**What this task involves**
Search the data for "icon" and copy every matching line.

___ Materials provided

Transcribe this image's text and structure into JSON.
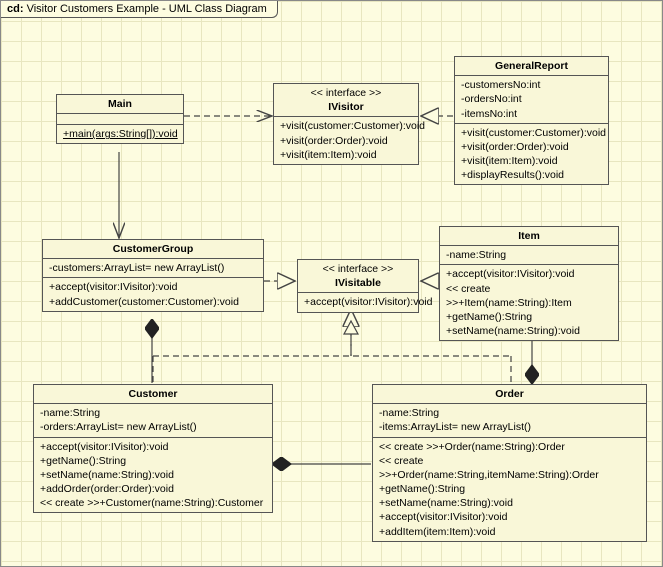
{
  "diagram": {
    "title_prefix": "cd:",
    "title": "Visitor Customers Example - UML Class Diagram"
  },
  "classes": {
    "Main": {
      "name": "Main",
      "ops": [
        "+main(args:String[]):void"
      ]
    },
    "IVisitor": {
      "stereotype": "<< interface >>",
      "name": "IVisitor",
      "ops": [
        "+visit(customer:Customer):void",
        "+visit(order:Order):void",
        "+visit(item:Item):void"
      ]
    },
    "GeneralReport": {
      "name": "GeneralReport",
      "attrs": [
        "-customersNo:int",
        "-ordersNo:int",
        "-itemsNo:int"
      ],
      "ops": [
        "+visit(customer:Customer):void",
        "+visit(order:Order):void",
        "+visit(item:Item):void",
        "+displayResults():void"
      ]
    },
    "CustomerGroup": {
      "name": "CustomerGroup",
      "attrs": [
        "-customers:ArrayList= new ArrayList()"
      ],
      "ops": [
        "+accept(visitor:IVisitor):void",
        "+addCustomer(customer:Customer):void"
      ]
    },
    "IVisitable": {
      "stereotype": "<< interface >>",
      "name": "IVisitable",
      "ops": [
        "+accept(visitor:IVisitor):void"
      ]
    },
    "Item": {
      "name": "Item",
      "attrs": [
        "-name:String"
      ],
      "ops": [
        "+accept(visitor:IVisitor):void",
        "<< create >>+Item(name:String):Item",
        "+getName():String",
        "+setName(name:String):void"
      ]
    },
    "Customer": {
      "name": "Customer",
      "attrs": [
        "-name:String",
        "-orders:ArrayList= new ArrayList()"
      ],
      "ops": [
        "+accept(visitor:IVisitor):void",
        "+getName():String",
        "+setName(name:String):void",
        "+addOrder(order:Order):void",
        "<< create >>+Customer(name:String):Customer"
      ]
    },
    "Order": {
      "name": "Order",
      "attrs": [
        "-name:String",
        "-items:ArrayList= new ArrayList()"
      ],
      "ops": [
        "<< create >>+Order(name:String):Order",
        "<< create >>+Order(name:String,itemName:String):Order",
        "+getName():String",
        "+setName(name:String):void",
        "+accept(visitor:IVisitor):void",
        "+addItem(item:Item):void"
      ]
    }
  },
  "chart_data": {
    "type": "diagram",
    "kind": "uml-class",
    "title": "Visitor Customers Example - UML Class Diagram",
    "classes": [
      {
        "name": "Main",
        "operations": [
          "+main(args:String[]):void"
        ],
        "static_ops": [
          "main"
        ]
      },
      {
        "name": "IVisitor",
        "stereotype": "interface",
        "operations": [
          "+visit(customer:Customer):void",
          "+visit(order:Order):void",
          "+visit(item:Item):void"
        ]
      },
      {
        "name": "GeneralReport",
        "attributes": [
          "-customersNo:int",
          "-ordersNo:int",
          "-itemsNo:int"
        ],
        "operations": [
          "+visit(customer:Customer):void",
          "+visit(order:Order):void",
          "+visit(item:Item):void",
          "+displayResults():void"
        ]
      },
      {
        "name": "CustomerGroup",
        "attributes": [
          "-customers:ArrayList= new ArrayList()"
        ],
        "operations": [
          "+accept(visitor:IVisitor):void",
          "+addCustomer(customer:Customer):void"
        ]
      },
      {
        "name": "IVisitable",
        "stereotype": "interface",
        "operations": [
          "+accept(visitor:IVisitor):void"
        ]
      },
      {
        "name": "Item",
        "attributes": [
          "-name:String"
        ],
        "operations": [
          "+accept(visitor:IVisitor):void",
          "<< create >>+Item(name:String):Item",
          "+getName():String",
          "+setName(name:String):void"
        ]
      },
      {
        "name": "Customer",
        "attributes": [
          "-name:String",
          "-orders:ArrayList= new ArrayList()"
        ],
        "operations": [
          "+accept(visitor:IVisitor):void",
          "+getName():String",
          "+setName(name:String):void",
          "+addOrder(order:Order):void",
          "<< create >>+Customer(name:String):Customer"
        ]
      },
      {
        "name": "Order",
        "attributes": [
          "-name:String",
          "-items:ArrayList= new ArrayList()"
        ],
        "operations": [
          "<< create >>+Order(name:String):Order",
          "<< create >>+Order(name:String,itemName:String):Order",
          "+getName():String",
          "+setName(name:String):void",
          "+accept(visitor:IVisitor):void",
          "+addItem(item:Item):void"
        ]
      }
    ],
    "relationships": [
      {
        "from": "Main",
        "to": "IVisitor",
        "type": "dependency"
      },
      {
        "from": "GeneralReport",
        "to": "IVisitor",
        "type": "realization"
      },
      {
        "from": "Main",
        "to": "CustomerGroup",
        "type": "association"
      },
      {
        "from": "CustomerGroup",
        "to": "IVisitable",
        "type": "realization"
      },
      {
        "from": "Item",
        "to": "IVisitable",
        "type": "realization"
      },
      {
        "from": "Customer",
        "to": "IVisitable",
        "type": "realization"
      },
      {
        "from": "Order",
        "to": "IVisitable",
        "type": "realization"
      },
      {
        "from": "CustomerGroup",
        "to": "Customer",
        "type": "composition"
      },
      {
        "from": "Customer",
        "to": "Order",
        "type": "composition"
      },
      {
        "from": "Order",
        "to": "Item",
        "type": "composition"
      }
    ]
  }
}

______
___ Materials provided

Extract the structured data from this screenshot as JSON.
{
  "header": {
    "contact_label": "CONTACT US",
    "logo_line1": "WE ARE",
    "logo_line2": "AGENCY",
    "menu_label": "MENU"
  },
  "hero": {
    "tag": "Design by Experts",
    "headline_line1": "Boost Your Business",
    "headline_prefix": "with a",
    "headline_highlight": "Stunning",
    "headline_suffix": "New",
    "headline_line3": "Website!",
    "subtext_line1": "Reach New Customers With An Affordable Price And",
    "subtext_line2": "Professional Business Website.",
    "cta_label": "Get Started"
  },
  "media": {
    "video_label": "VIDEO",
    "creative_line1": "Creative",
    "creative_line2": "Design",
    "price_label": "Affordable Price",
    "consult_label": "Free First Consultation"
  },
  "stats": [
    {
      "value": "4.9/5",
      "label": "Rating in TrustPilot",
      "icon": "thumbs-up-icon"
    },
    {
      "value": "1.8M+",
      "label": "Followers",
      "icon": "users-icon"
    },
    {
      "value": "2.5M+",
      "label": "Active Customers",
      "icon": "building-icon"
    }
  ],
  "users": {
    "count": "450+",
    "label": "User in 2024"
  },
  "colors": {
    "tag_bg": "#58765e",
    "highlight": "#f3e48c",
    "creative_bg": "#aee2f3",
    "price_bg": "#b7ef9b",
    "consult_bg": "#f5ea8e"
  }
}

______

**Answer to the exercise**
      "icon": "thumbs-up-icon"
      "icon": "users-icon"
      "icon": "building-icon"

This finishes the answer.